Problem requirements:
Within the records that follow, count the lines containing the string "Subarray". Reply only with the count.

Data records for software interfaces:
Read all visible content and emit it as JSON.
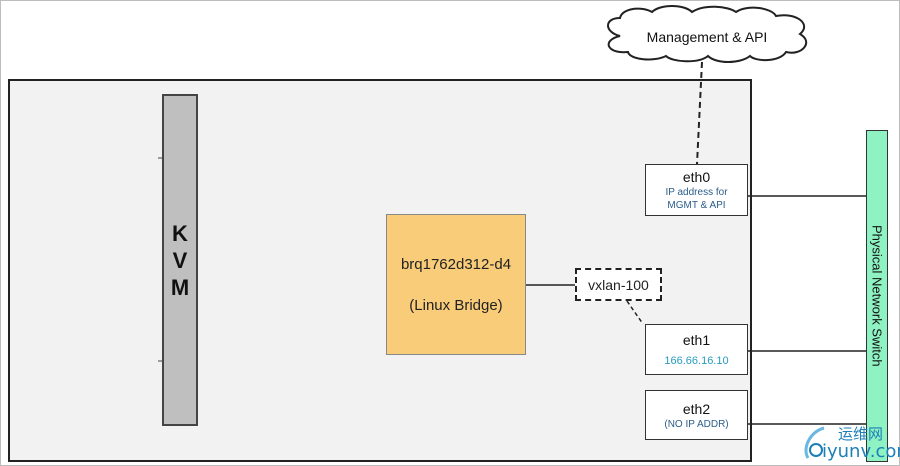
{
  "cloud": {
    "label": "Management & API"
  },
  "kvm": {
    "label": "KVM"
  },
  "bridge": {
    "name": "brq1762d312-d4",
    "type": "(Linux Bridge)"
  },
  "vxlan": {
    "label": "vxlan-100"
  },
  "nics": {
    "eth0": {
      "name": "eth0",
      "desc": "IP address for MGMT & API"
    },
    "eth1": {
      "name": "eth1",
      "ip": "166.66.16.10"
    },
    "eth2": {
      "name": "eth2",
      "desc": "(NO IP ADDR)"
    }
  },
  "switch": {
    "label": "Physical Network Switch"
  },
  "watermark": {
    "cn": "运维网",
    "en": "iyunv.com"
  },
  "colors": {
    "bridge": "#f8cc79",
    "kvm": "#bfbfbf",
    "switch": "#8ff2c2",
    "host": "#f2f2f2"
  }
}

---

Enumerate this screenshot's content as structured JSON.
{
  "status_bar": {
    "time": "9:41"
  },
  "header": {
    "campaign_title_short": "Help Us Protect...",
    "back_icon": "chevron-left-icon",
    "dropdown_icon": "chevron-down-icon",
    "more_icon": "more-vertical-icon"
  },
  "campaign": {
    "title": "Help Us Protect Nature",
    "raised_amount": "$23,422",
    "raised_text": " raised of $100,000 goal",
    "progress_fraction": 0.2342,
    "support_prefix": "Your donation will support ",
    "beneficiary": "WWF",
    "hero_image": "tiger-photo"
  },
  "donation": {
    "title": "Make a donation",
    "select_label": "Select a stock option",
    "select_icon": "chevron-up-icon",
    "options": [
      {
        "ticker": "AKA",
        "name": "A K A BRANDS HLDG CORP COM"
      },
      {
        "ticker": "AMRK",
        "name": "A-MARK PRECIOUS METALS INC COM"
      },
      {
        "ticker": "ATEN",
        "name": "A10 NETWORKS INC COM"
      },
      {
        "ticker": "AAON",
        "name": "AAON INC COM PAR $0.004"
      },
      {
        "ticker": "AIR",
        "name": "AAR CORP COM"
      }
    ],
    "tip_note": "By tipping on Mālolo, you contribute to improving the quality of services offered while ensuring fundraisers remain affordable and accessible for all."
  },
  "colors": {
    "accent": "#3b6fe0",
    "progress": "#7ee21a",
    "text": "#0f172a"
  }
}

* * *

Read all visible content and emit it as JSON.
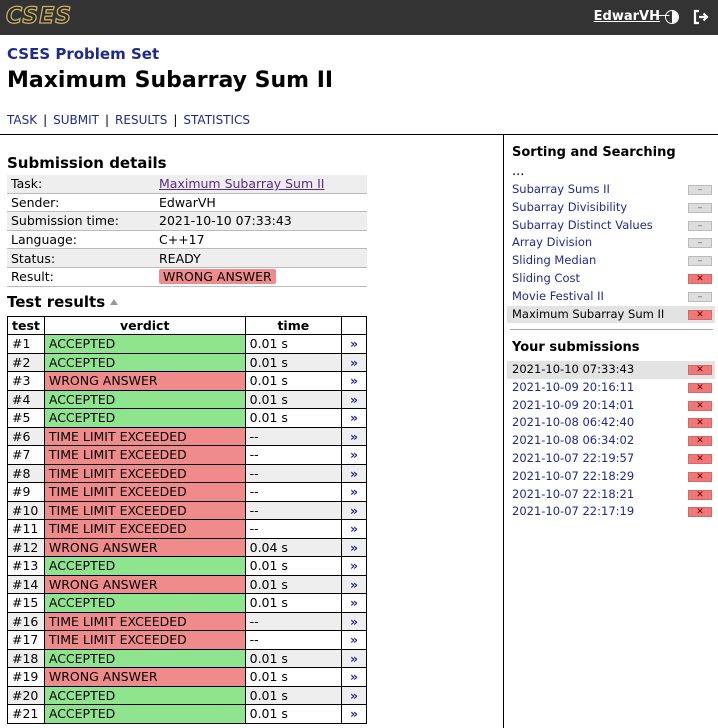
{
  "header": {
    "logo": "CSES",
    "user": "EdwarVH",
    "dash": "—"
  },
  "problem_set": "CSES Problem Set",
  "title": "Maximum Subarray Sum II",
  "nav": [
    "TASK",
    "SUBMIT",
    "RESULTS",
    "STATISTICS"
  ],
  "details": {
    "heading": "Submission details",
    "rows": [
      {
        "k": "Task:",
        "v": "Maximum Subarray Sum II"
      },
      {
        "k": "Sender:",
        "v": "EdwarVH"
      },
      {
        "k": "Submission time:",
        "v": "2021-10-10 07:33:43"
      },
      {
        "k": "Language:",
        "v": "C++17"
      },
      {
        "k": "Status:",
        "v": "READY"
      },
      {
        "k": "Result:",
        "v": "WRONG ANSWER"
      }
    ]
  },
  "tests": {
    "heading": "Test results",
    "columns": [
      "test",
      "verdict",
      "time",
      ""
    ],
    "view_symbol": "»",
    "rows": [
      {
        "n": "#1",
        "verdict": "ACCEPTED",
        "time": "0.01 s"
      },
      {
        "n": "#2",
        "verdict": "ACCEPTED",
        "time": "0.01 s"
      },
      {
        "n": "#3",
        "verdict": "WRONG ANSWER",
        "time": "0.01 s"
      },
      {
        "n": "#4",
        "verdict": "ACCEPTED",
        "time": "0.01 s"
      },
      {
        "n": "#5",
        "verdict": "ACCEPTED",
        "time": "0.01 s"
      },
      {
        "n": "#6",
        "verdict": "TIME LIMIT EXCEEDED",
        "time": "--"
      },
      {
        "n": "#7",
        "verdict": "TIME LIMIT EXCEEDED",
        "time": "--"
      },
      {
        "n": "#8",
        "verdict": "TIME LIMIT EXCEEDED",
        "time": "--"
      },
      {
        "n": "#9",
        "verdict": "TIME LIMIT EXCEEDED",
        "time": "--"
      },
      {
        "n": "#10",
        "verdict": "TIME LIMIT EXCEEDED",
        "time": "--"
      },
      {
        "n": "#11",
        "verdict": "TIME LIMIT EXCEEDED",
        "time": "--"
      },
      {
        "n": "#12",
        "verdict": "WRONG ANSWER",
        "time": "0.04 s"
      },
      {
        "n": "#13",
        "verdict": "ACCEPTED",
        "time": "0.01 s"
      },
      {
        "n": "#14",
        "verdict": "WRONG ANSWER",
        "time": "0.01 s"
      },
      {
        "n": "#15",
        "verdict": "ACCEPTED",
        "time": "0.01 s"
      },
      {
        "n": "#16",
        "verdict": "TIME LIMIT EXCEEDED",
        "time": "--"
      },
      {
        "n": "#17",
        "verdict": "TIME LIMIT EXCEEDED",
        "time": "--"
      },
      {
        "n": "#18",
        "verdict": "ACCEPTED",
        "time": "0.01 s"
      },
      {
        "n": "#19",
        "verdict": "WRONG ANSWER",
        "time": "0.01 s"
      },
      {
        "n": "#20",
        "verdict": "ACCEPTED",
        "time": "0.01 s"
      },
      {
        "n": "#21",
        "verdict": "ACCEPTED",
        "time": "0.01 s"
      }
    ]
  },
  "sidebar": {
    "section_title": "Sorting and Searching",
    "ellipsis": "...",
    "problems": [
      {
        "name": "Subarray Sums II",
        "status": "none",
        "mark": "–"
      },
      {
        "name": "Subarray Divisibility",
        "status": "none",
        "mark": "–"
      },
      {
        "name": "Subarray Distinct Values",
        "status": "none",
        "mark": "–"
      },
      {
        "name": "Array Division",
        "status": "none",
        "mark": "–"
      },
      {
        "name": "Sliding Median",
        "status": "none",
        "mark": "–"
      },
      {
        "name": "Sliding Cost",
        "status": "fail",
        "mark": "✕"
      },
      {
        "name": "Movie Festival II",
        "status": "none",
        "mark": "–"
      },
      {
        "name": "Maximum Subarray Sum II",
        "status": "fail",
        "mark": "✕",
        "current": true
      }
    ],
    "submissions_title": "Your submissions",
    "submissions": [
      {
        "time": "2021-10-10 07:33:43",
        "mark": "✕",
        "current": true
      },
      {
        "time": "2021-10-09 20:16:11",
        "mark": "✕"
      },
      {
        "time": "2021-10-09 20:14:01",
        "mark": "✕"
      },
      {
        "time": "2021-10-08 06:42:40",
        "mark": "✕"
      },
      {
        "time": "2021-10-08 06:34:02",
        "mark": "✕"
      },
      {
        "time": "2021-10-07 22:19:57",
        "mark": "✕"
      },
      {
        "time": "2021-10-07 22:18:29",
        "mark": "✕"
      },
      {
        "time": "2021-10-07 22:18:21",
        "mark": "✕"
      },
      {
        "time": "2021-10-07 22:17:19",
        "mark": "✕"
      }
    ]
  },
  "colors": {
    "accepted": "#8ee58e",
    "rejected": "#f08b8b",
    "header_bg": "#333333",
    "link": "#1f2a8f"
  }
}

Response to this exercise:
6